§ The problem: For each entry, repeat the text exactly and omit any picture it holds.

(Items from an interface collection)
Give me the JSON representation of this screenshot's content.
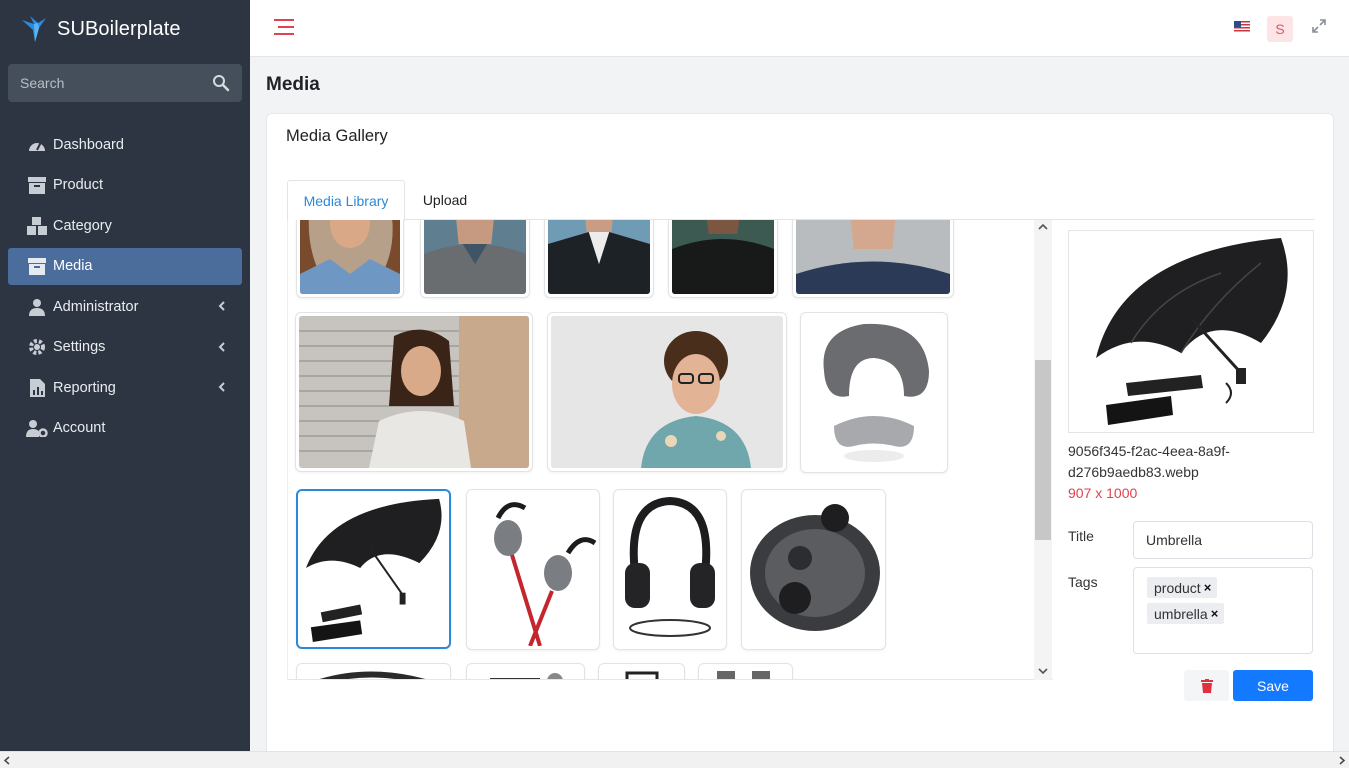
{
  "brand": {
    "name": "SUBoilerplate"
  },
  "search": {
    "placeholder": "Search"
  },
  "sidebar": {
    "items": [
      {
        "label": "Dashboard",
        "icon": "gauge-icon",
        "active": false,
        "has_submenu": false
      },
      {
        "label": "Product",
        "icon": "archive-box-icon",
        "active": false,
        "has_submenu": false
      },
      {
        "label": "Category",
        "icon": "boxes-icon",
        "active": false,
        "has_submenu": false
      },
      {
        "label": "Media",
        "icon": "archive-box-icon",
        "active": true,
        "has_submenu": false
      },
      {
        "label": "Administrator",
        "icon": "user-tie-icon",
        "active": false,
        "has_submenu": true
      },
      {
        "label": "Settings",
        "icon": "gear-icon",
        "active": false,
        "has_submenu": true
      },
      {
        "label": "Reporting",
        "icon": "chart-file-icon",
        "active": false,
        "has_submenu": true
      },
      {
        "label": "Account",
        "icon": "user-gear-icon",
        "active": false,
        "has_submenu": false
      }
    ]
  },
  "header": {
    "user_initial": "S",
    "flag": "us-flag-icon"
  },
  "page": {
    "title": "Media"
  },
  "card": {
    "title": "Media Gallery"
  },
  "tabs": [
    {
      "label": "Media Library",
      "active": true
    },
    {
      "label": "Upload",
      "active": false
    }
  ],
  "gallery": {
    "items": [
      {
        "subject": "woman-denim-jacket",
        "selected": false
      },
      {
        "subject": "man-grey-sweater",
        "selected": false
      },
      {
        "subject": "man-blazer",
        "selected": false
      },
      {
        "subject": "man-dark-shirt",
        "selected": false
      },
      {
        "subject": "man-navy-tshirt",
        "selected": false
      },
      {
        "subject": "man-dreadlocks",
        "selected": false
      },
      {
        "subject": "man-curly-hair-glasses",
        "selected": false
      },
      {
        "subject": "travel-pillow-eye-mask",
        "selected": false
      },
      {
        "subject": "umbrella",
        "selected": true
      },
      {
        "subject": "earphones",
        "selected": false
      },
      {
        "subject": "headphones",
        "selected": false
      },
      {
        "subject": "earbuds-case",
        "selected": false
      }
    ]
  },
  "detail": {
    "filename": "9056f345-f2ac-4eea-8a9f-d276b9aedb83.webp",
    "dimensions": "907 x 1000",
    "title_label": "Title",
    "title_value": "Umbrella",
    "tags_label": "Tags",
    "tags": [
      "product",
      "umbrella"
    ],
    "save_label": "Save"
  },
  "colors": {
    "sidebar_bg": "#2c3541",
    "active_item": "#4a6d9c",
    "accent_blue": "#2b89d8",
    "save_button": "#137aff",
    "dims_red": "#e0434f"
  }
}
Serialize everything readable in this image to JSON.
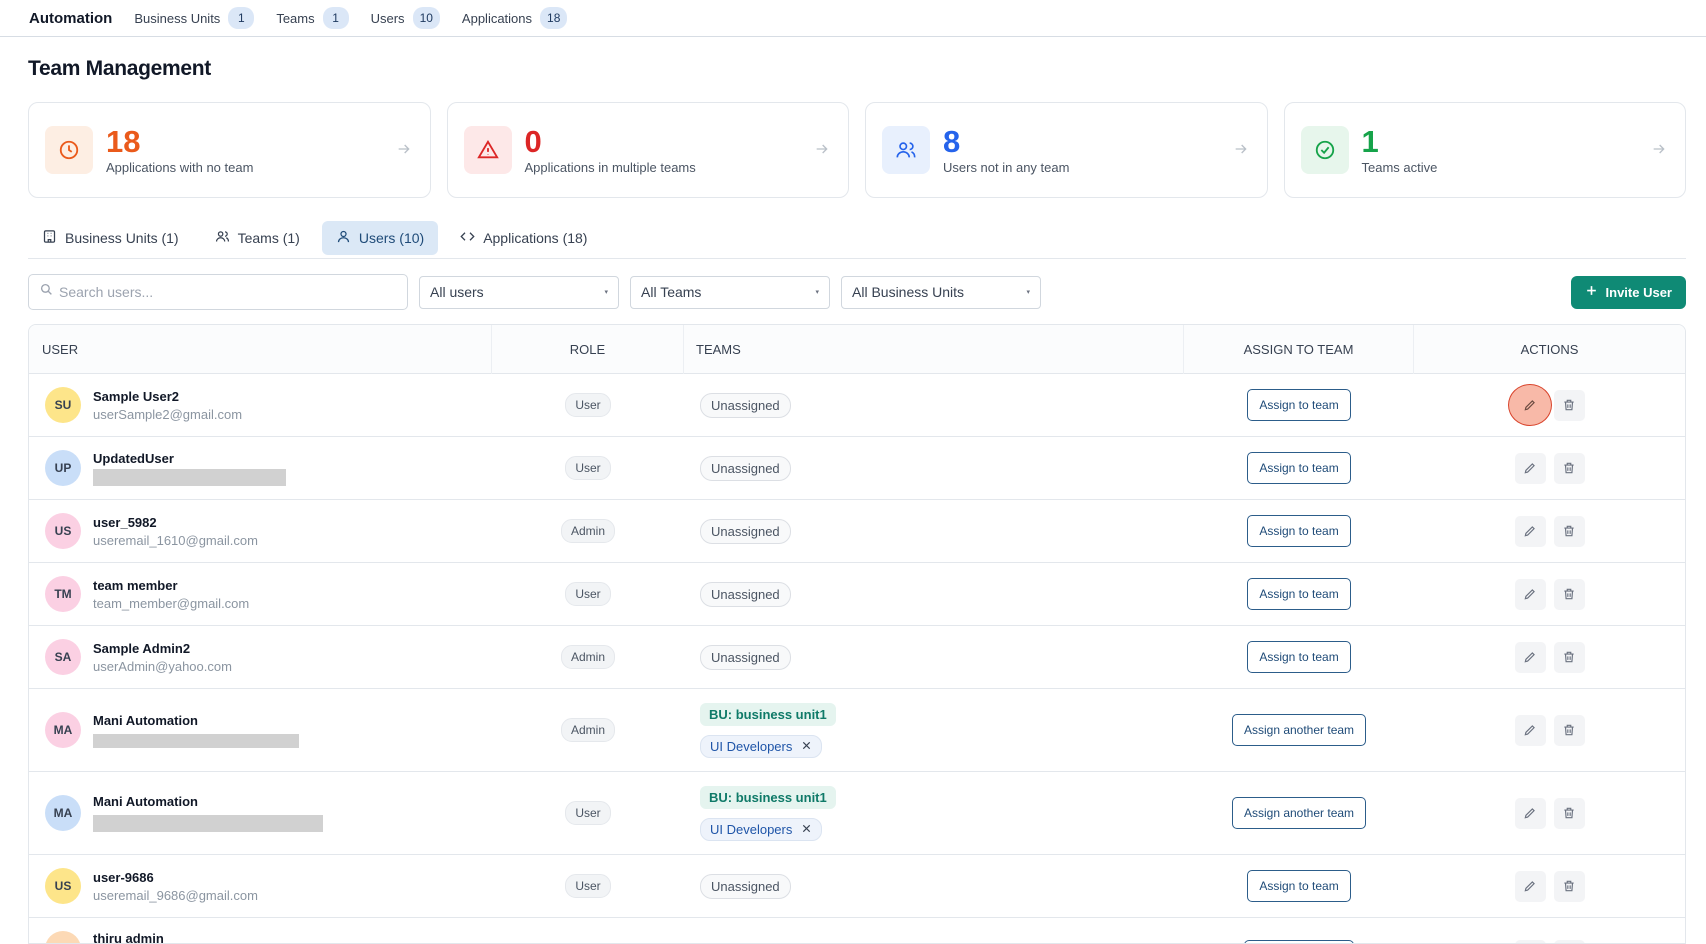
{
  "app": {
    "brand": "Automation"
  },
  "topnav": [
    {
      "label": "Business Units",
      "count": "1"
    },
    {
      "label": "Teams",
      "count": "1"
    },
    {
      "label": "Users",
      "count": "10"
    },
    {
      "label": "Applications",
      "count": "18"
    }
  ],
  "page": {
    "title": "Team Management"
  },
  "stats": [
    {
      "value": "18",
      "label": "Applications with no team",
      "color": "#ea5a1b",
      "icon": "clock-icon"
    },
    {
      "value": "0",
      "label": "Applications in multiple teams",
      "color": "#dc2626",
      "icon": "warning-icon"
    },
    {
      "value": "8",
      "label": "Users not in any team",
      "color": "#2563eb",
      "icon": "users-icon"
    },
    {
      "value": "1",
      "label": "Teams active",
      "color": "#16a34a",
      "icon": "check-circle-icon"
    }
  ],
  "tabs": [
    {
      "label": "Business Units (1)",
      "icon": "building-icon"
    },
    {
      "label": "Teams (1)",
      "icon": "users-icon"
    },
    {
      "label": "Users (10)",
      "icon": "user-icon"
    },
    {
      "label": "Applications (18)",
      "icon": "code-icon"
    }
  ],
  "filters": {
    "search_placeholder": "Search users...",
    "role_select": "All users",
    "team_select": "All Teams",
    "bu_select": "All Business Units",
    "invite_label": "Invite User"
  },
  "table": {
    "headers": {
      "user": "USER",
      "role": "ROLE",
      "teams": "TEAMS",
      "assign": "ASSIGN TO TEAM",
      "actions": "ACTIONS"
    },
    "rows": [
      {
        "initials": "SU",
        "name": "Sample User2",
        "email": "userSample2@gmail.com",
        "role": "User",
        "team": "Unassigned",
        "assign": "Assign to team",
        "avatar_color": "#fde58a"
      },
      {
        "initials": "UP",
        "name": "UpdatedUser",
        "email": "",
        "role": "User",
        "team": "Unassigned",
        "assign": "Assign to team",
        "avatar_color": "#c9def8"
      },
      {
        "initials": "US",
        "name": "user_5982",
        "email": "useremail_1610@gmail.com",
        "role": "Admin",
        "team": "Unassigned",
        "assign": "Assign to team",
        "avatar_color": "#fbd0e3"
      },
      {
        "initials": "TM",
        "name": "team member",
        "email": "team_member@gmail.com",
        "role": "User",
        "team": "Unassigned",
        "assign": "Assign to team",
        "avatar_color": "#fbd0e3"
      },
      {
        "initials": "SA",
        "name": "Sample Admin2",
        "email": "userAdmin@yahoo.com",
        "role": "Admin",
        "team": "Unassigned",
        "assign": "Assign to team",
        "avatar_color": "#fbd0e3"
      },
      {
        "initials": "MA",
        "name": "Mani Automation",
        "email": "",
        "role": "Admin",
        "bu": "BU: business unit1",
        "team_tag": "UI Developers",
        "assign": "Assign another team",
        "avatar_color": "#fbd0e3"
      },
      {
        "initials": "MA",
        "name": "Mani Automation",
        "email": "",
        "role": "User",
        "bu": "BU: business unit1",
        "team_tag": "UI Developers",
        "assign": "Assign another team",
        "avatar_color": "#c9def8"
      },
      {
        "initials": "US",
        "name": "user-9686",
        "email": "useremail_9686@gmail.com",
        "role": "User",
        "team": "Unassigned",
        "assign": "Assign to team",
        "avatar_color": "#fde58a"
      },
      {
        "initials": "",
        "name": "thiru admin",
        "email": "",
        "role": "",
        "team": "",
        "assign": "",
        "avatar_color": "#fcd9b5"
      }
    ]
  }
}
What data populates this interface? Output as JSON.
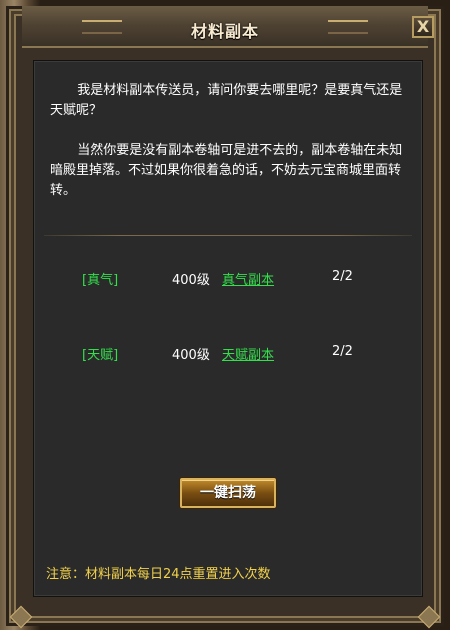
{
  "window": {
    "title": "材料副本",
    "close_label": "X"
  },
  "dialog": {
    "paragraph1": "我是材料副本传送员，请问你要去哪里呢？是要真气还是天赋呢？",
    "paragraph2": "当然你要是没有副本卷轴可是进不去的，副本卷轴在未知暗殿里掉落。不过如果你很着急的话，不妨去元宝商城里面转转。"
  },
  "dungeons": [
    {
      "category": "[真气]",
      "level": "400级",
      "name": "真气副本",
      "count": "2/2"
    },
    {
      "category": "[天赋]",
      "level": "400级",
      "name": "天赋副本",
      "count": "2/2"
    }
  ],
  "sweep_button": "一键扫荡",
  "note": "注意：材料副本每日24点重置进入次数",
  "colors": {
    "accent_green": "#33e04c",
    "note_yellow": "#f2d14a",
    "panel_bg": "#2a2a2a",
    "frame_gold": "#8c7753"
  }
}
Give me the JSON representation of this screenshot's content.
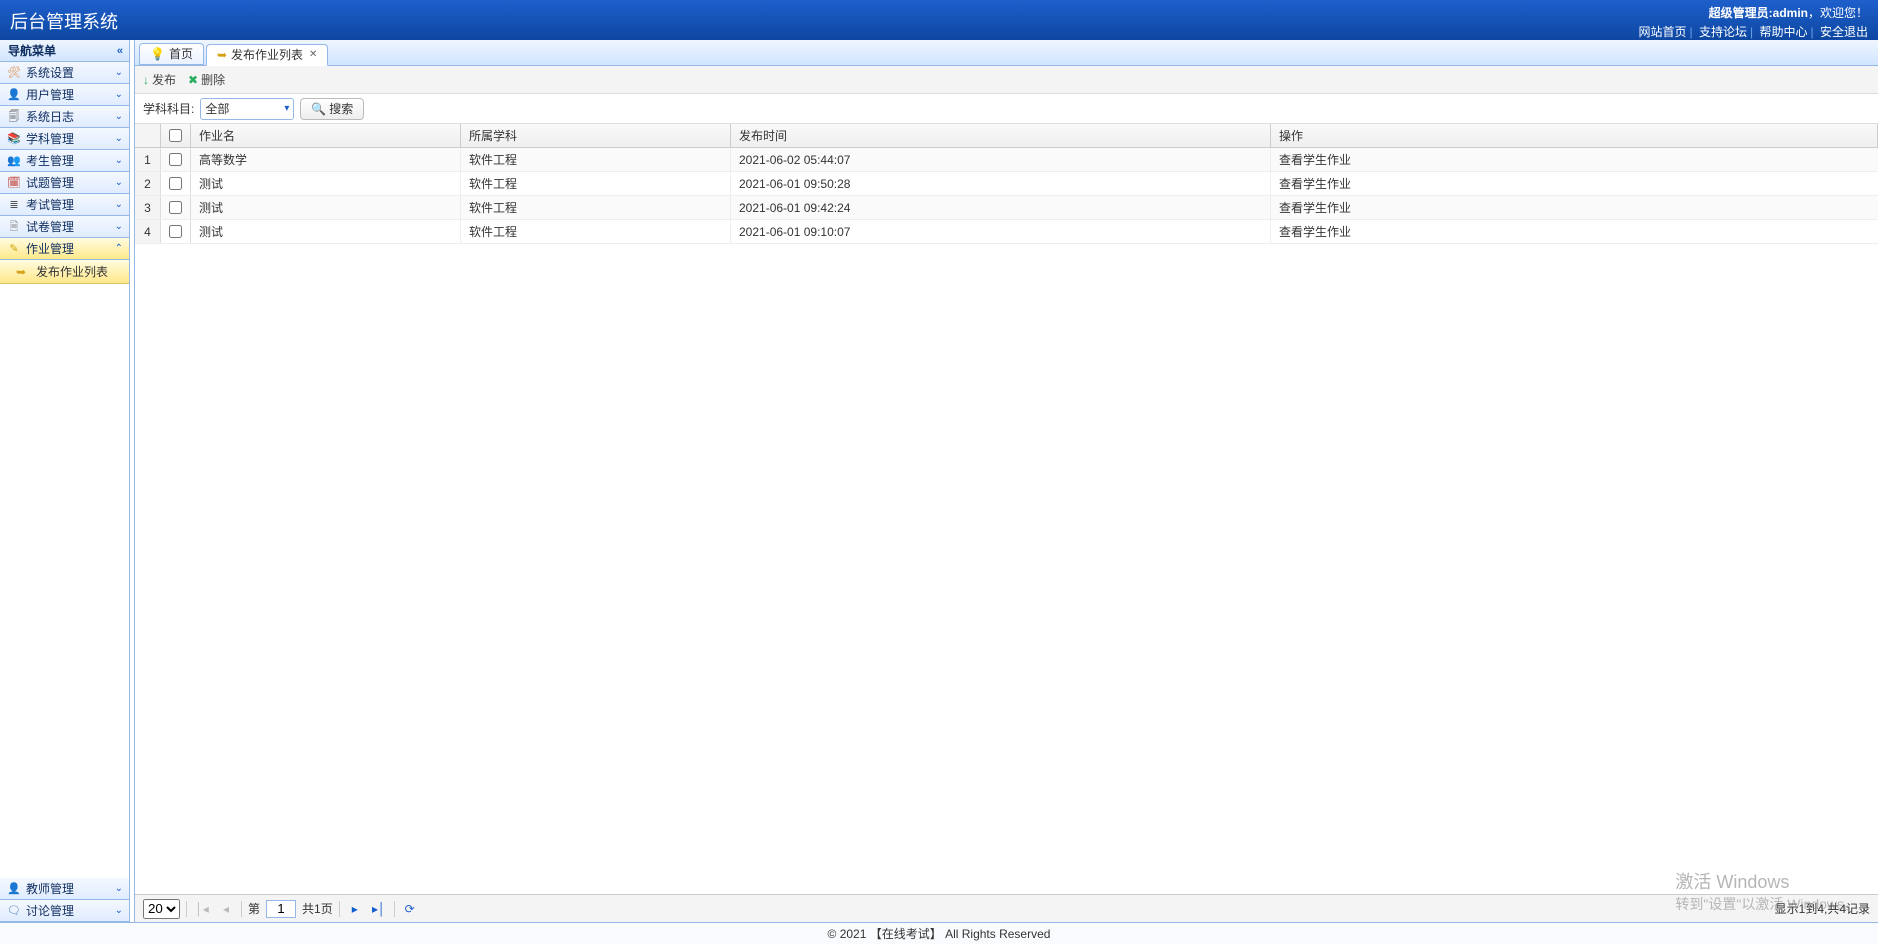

§ Task solution:
Give me the JSON representation of this screenshot's content.
{
  "brand": {
    "name": "SUBoilerplate"
  },
  "search": {
    "placeholder": "Search"
  },
  "sidebar": {
    "items": [
      {
        "label": "Dashboard",
        "icon": "gauge-icon",
        "active": false,
        "has_submenu": false
      },
      {
        "label": "Product",
        "icon": "archive-box-icon",
        "active": false,
        "has_submenu": false
      },
      {
        "label": "Category",
        "icon": "boxes-icon",
        "active": false,
        "has_submenu": false
      },
      {
        "label": "Media",
        "icon": "archive-box-icon",
        "active": true,
        "has_submenu": false
      },
      {
        "label": "Administrator",
        "icon": "user-tie-icon",
        "active": false,
        "has_submenu": true
      },
      {
        "label": "Settings",
        "icon": "gear-icon",
        "active": false,
        "has_submenu": true
      },
      {
        "label": "Reporting",
        "icon": "chart-file-icon",
        "active": false,
        "has_submenu": true
      },
      {
        "label": "Account",
        "icon": "user-gear-icon",
        "active": false,
        "has_submenu": false
      }
    ]
  },
  "header": {
    "user_initial": "S",
    "flag": "us-flag-icon"
  },
  "page": {
    "title": "Media"
  },
  "card": {
    "title": "Media Gallery"
  },
  "tabs": [
    {
      "label": "Media Library",
      "active": true
    },
    {
      "label": "Upload",
      "active": false
    }
  ],
  "gallery": {
    "items": [
      {
        "subject": "woman-denim-jacket",
        "selected": false
      },
      {
        "subject": "man-grey-sweater",
        "selected": false
      },
      {
        "subject": "man-blazer",
        "selected": false
      },
      {
        "subject": "man-dark-shirt",
        "selected": false
      },
      {
        "subject": "man-navy-tshirt",
        "selected": false
      },
      {
        "subject": "man-dreadlocks",
        "selected": false
      },
      {
        "subject": "man-curly-hair-glasses",
        "selected": false
      },
      {
        "subject": "travel-pillow-eye-mask",
        "selected": false
      },
      {
        "subject": "umbrella",
        "selected": true
      },
      {
        "subject": "earphones",
        "selected": false
      },
      {
        "subject": "headphones",
        "selected": false
      },
      {
        "subject": "earbuds-case",
        "selected": false
      }
    ]
  },
  "detail": {
    "filename": "9056f345-f2ac-4eea-8a9f-d276b9aedb83.webp",
    "dimensions": "907 x 1000",
    "title_label": "Title",
    "title_value": "Umbrella",
    "tags_label": "Tags",
    "tags": [
      "product",
      "umbrella"
    ],
    "save_label": "Save"
  },
  "colors": {
    "sidebar_bg": "#2c3541",
    "active_item": "#4a6d9c",
    "accent_blue": "#2b89d8",
    "save_button": "#137aff",
    "dims_red": "#e0434f"
  }
}
Serialize everything readable in this image to JSON.
{
  "app": {
    "brand": "Automation"
  },
  "topnav": [
    {
      "label": "Business Units",
      "count": "1"
    },
    {
      "label": "Teams",
      "count": "1"
    },
    {
      "label": "Users",
      "count": "10"
    },
    {
      "label": "Applications",
      "count": "18"
    }
  ],
  "page": {
    "title": "Team Management"
  },
  "stats": [
    {
      "value": "18",
      "label": "Applications with no team",
      "color": "#ea5a1b",
      "icon": "clock-icon"
    },
    {
      "value": "0",
      "label": "Applications in multiple teams",
      "color": "#dc2626",
      "icon": "warning-icon"
    },
    {
      "value": "8",
      "label": "Users not in any team",
      "color": "#2563eb",
      "icon": "users-icon"
    },
    {
      "value": "1",
      "label": "Teams active",
      "color": "#16a34a",
      "icon": "check-circle-icon"
    }
  ],
  "tabs": [
    {
      "label": "Business Units (1)",
      "icon": "building-icon"
    },
    {
      "label": "Teams (1)",
      "icon": "users-icon"
    },
    {
      "label": "Users (10)",
      "icon": "user-icon"
    },
    {
      "label": "Applications (18)",
      "icon": "code-icon"
    }
  ],
  "filters": {
    "search_placeholder": "Search users...",
    "role_select": "All users",
    "team_select": "All Teams",
    "bu_select": "All Business Units",
    "invite_label": "Invite User"
  },
  "table": {
    "headers": {
      "user": "USER",
      "role": "ROLE",
      "teams": "TEAMS",
      "assign": "ASSIGN TO TEAM",
      "actions": "ACTIONS"
    },
    "rows": [
      {
        "initials": "SU",
        "name": "Sample User2",
        "email": "userSample2@gmail.com",
        "role": "User",
        "team": "Unassigned",
        "assign": "Assign to team",
        "avatar_color": "#fde58a"
      },
      {
        "initials": "UP",
        "name": "UpdatedUser",
        "email": "",
        "role": "User",
        "team": "Unassigned",
        "assign": "Assign to team",
        "avatar_color": "#c9def8"
      },
      {
        "initials": "US",
        "name": "user_5982",
        "email": "useremail_1610@gmail.com",
        "role": "Admin",
        "team": "Unassigned",
        "assign": "Assign to team",
        "avatar_color": "#fbd0e3"
      },
      {
        "initials": "TM",
        "name": "team member",
        "email": "team_member@gmail.com",
        "role": "User",
        "team": "Unassigned",
        "assign": "Assign to team",
        "avatar_color": "#fbd0e3"
      },
      {
        "initials": "SA",
        "name": "Sample Admin2",
        "email": "userAdmin@yahoo.com",
        "role": "Admin",
        "team": "Unassigned",
        "assign": "Assign to team",
        "avatar_color": "#fbd0e3"
      },
      {
        "initials": "MA",
        "name": "Mani Automation",
        "email": "",
        "role": "Admin",
        "bu": "BU: business unit1",
        "team_tag": "UI Developers",
        "assign": "Assign another team",
        "avatar_color": "#fbd0e3"
      },
      {
        "initials": "MA",
        "name": "Mani Automation",
        "email": "",
        "role": "User",
        "bu": "BU: business unit1",
        "team_tag": "UI Developers",
        "assign": "Assign another team",
        "avatar_color": "#c9def8"
      },
      {
        "initials": "US",
        "name": "user-9686",
        "email": "useremail_9686@gmail.com",
        "role": "User",
        "team": "Unassigned",
        "assign": "Assign to team",
        "avatar_color": "#fde58a"
      },
      {
        "initials": "",
        "name": "thiru admin",
        "email": "",
        "role": "",
        "team": "",
        "assign": "",
        "avatar_color": "#fcd9b5"
      }
    ]
  }
}
What data populates this interface? Output as JSON.
{
  "window": {
    "title": "材料副本",
    "close_label": "X"
  },
  "dialog": {
    "paragraph1": "我是材料副本传送员，请问你要去哪里呢？是要真气还是天赋呢？",
    "paragraph2": "当然你要是没有副本卷轴可是进不去的，副本卷轴在未知暗殿里掉落。不过如果你很着急的话，不妨去元宝商城里面转转。"
  },
  "dungeons": [
    {
      "category": "[真气]",
      "level": "400级",
      "name": "真气副本",
      "count": "2/2"
    },
    {
      "category": "[天赋]",
      "level": "400级",
      "name": "天赋副本",
      "count": "2/2"
    }
  ],
  "sweep_button": "一键扫荡",
  "note": "注意：材料副本每日24点重置进入次数",
  "colors": {
    "accent_green": "#33e04c",
    "note_yellow": "#f2d14a",
    "panel_bg": "#2a2a2a",
    "frame_gold": "#8c7753"
  }
}
Give me the JSON representation of this screenshot's content.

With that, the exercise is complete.